Bangalore Venkata Raman’s book - Studies in Jaimini Astrology – explains the abstruseness of the Jaimini System particularly when a number of dashas are mentioned and the reader, clueless, is left to guess for himself. Jaimini developed almost a new system which did not prove popular because principles presented in the shape of sutras are always capable of a variety of interpretations; Jaimini Sutras have been explained and commented upon by Neelakantha and Premanidhi. Jaimini appears to have favoured Charadasha not only for determining longevity but also for predicting important events to happen during the life of a person. Raman has found certain sutras tough, vague or capable of a two-fold interpretation. He also states that the Raja yogas given by Jaimini have not been tested as his method has not been in vogue.[8]

Jaimini, in the Sutra 37 of Adhyaya II Pada iv, by stating सिद्धमन्यत् acknowledges that all the principles explained in this work are truth propounded in other works. The treatment of the different Bhavas, Rasis and Planets found confusing require patience, diligence and practice to comprehend. He gives various Lagnas and his dashas are mostly founded on Rasis and Navamsas, and also the calculations backwards and forwards for odd and even signs and the extent of dashas differs from the ordinary conceptions as explained by the general principles of astrology. He has not given prominence to the Nakshatras and there is the merging of two or three planets into one karaka. Moreover, the exact meanings of the sutras which though short and sweet, and easily committed to memory, are not easy to grasp.[9]

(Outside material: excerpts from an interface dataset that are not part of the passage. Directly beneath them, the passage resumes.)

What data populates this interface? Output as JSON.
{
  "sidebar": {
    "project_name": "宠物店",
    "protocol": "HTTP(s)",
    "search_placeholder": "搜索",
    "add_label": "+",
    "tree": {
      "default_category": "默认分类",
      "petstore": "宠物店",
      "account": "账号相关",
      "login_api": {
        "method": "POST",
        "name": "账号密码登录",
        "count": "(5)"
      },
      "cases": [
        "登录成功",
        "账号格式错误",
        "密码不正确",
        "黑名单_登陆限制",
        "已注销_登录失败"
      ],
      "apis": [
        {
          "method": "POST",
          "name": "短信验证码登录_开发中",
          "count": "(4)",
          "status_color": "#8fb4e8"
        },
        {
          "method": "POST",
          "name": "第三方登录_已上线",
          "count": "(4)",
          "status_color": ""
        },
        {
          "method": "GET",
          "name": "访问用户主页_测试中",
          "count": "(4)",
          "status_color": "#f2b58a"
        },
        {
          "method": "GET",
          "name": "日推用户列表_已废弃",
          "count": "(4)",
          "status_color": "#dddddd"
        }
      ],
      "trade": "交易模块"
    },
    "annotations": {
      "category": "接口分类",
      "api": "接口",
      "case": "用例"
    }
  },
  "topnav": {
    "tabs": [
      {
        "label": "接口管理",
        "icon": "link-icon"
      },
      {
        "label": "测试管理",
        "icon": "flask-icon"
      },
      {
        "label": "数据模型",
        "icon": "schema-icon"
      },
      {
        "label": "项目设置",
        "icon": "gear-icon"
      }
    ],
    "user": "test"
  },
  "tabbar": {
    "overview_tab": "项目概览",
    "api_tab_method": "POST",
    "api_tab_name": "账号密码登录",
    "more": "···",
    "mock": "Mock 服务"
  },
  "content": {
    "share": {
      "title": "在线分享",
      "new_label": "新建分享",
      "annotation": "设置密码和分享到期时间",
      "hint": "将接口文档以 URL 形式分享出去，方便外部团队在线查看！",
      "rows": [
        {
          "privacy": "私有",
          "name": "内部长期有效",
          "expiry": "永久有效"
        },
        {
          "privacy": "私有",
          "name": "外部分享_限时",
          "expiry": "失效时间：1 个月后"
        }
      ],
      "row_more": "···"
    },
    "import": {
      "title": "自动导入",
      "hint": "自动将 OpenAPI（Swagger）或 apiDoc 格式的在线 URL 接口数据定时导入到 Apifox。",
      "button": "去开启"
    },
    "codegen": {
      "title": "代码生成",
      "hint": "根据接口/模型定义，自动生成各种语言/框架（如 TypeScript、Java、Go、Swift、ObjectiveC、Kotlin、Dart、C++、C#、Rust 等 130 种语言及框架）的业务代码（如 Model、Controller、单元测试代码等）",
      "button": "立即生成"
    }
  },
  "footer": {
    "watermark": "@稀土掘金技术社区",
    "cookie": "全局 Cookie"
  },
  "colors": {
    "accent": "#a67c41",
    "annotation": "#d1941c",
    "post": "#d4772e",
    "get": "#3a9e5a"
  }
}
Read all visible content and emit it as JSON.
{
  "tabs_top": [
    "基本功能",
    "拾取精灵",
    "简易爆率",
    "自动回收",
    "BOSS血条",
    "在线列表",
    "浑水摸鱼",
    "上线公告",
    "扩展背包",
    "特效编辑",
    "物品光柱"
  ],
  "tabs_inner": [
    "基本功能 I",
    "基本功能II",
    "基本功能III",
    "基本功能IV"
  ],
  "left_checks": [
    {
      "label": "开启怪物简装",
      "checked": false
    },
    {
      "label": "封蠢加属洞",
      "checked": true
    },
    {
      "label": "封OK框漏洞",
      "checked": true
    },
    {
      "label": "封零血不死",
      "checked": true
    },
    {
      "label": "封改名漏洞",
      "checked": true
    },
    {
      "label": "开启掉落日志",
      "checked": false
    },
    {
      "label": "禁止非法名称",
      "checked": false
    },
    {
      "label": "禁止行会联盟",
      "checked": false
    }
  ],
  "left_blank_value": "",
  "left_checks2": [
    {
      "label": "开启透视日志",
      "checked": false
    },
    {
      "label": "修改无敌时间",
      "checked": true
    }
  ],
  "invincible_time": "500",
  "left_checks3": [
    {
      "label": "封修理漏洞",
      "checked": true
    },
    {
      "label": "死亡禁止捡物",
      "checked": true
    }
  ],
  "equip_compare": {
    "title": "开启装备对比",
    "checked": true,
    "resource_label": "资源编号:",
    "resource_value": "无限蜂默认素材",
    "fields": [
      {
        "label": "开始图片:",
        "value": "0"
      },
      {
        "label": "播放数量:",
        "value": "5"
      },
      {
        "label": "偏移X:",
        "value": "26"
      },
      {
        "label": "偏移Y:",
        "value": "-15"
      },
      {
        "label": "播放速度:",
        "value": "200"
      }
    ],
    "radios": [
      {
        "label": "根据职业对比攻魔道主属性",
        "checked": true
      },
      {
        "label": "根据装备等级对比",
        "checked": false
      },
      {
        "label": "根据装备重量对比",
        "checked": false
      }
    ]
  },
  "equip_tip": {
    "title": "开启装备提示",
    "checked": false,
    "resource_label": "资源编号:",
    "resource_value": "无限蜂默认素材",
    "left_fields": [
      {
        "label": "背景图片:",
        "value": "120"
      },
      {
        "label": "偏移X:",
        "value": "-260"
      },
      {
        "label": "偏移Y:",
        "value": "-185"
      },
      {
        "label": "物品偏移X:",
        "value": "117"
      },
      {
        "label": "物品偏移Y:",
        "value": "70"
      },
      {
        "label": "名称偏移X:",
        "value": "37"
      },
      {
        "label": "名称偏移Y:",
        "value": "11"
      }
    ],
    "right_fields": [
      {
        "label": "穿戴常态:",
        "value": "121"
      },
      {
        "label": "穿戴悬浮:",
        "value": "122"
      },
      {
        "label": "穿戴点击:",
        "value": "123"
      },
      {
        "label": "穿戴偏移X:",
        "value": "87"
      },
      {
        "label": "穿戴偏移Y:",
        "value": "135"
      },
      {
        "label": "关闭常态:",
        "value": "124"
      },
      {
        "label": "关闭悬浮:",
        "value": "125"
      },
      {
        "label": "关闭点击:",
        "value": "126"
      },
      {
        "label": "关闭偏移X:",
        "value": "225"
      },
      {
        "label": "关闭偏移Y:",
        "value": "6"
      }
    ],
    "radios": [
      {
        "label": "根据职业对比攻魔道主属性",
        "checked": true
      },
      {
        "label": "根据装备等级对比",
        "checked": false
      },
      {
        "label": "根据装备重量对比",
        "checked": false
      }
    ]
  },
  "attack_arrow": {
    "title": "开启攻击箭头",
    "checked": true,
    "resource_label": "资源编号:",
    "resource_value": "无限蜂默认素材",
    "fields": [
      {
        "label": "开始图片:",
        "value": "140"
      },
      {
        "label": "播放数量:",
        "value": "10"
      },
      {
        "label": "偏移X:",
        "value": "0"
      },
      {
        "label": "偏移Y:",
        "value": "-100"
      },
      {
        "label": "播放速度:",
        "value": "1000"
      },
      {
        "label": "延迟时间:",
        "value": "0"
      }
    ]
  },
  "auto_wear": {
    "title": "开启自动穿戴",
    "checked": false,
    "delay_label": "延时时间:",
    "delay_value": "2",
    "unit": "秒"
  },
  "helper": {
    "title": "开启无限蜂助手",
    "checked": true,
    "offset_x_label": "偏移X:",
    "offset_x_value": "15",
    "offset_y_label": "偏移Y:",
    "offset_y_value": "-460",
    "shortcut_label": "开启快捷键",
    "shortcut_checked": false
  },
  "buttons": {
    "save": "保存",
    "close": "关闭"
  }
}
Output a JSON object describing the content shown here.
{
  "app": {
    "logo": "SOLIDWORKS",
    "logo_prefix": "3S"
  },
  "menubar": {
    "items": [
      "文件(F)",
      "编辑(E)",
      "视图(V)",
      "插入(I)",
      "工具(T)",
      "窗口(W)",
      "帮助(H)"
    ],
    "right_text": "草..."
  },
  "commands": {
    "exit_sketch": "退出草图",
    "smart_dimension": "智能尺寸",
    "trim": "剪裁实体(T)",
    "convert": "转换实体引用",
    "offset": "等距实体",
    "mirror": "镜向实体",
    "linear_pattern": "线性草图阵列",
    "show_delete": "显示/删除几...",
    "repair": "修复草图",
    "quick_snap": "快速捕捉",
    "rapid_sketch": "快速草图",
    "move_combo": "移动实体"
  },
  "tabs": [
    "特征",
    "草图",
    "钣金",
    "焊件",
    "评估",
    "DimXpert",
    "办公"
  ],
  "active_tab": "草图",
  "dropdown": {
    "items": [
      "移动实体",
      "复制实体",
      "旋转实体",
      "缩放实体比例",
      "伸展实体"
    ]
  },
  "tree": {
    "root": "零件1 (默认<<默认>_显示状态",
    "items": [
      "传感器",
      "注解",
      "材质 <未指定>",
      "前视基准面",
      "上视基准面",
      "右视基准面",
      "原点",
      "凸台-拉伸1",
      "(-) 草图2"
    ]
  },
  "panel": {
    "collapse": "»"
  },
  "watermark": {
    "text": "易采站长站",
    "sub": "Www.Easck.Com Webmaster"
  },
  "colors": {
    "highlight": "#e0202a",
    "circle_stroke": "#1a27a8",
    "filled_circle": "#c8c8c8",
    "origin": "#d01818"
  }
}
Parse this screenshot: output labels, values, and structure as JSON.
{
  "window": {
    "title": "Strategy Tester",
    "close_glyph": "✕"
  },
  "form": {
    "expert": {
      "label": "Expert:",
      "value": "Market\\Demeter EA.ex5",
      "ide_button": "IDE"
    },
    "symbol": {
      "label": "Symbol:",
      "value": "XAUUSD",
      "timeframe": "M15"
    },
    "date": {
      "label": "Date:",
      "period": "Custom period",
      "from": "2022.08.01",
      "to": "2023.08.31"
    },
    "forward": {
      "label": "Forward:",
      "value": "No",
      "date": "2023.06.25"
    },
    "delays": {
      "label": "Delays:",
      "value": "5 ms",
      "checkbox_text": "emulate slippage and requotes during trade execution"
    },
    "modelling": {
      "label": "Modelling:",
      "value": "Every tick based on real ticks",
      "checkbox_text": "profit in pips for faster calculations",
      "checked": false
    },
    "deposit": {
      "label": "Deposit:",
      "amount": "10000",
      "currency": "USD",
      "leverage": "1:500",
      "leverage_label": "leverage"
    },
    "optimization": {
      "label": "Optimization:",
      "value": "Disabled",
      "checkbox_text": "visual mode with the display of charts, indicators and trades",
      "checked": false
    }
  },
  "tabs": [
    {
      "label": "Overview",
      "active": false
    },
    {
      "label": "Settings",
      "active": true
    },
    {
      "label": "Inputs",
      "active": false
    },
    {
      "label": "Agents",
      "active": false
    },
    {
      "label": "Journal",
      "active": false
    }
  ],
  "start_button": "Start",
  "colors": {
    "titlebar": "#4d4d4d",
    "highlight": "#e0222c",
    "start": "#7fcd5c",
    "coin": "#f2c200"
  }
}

  1. ^ "Jaimini Sutras".
  2. ^ P.S.Sastri (2006). Maharishi Jaimini's Jaimini Sutram (complete) (2006 ed.). Ranjan Publications. ISBN 9788188230181.
  3. ^ Dr.Suresh Chandra Mishra. "Tara Lagna Dasha". Archived from the original on 2011-11-11. Retrieved 2012-11-23.
  4. ^ Prash Trivedi (2003). The Key of Life: Astrology of the Lunar Nodes. Lotus Press. p. 12. ISBN 9780940985339.
  5. ^ "Basic features of Jaimini Astrology".
  6. ^ "Jaimini or Parashara".[permanent dead link]
  7. ^ Hart De Fouw (2003). Light on Life: An Introduction to the Astrology of India. Lotus Press. p. 17. ISBN 9780940985698.
  8. ^ B v Raman (15 October 2003). Studies in Jaimini Astrology. New Delhi: Motilal Banarsidass. p. 3. ISBN 9788120813977.
  9. ^ Jaimini. "Jaiminisutras (English translation with notes by B. Suryanarain Rao)". Bengaluru: IBH Prakashana. p. xi,17.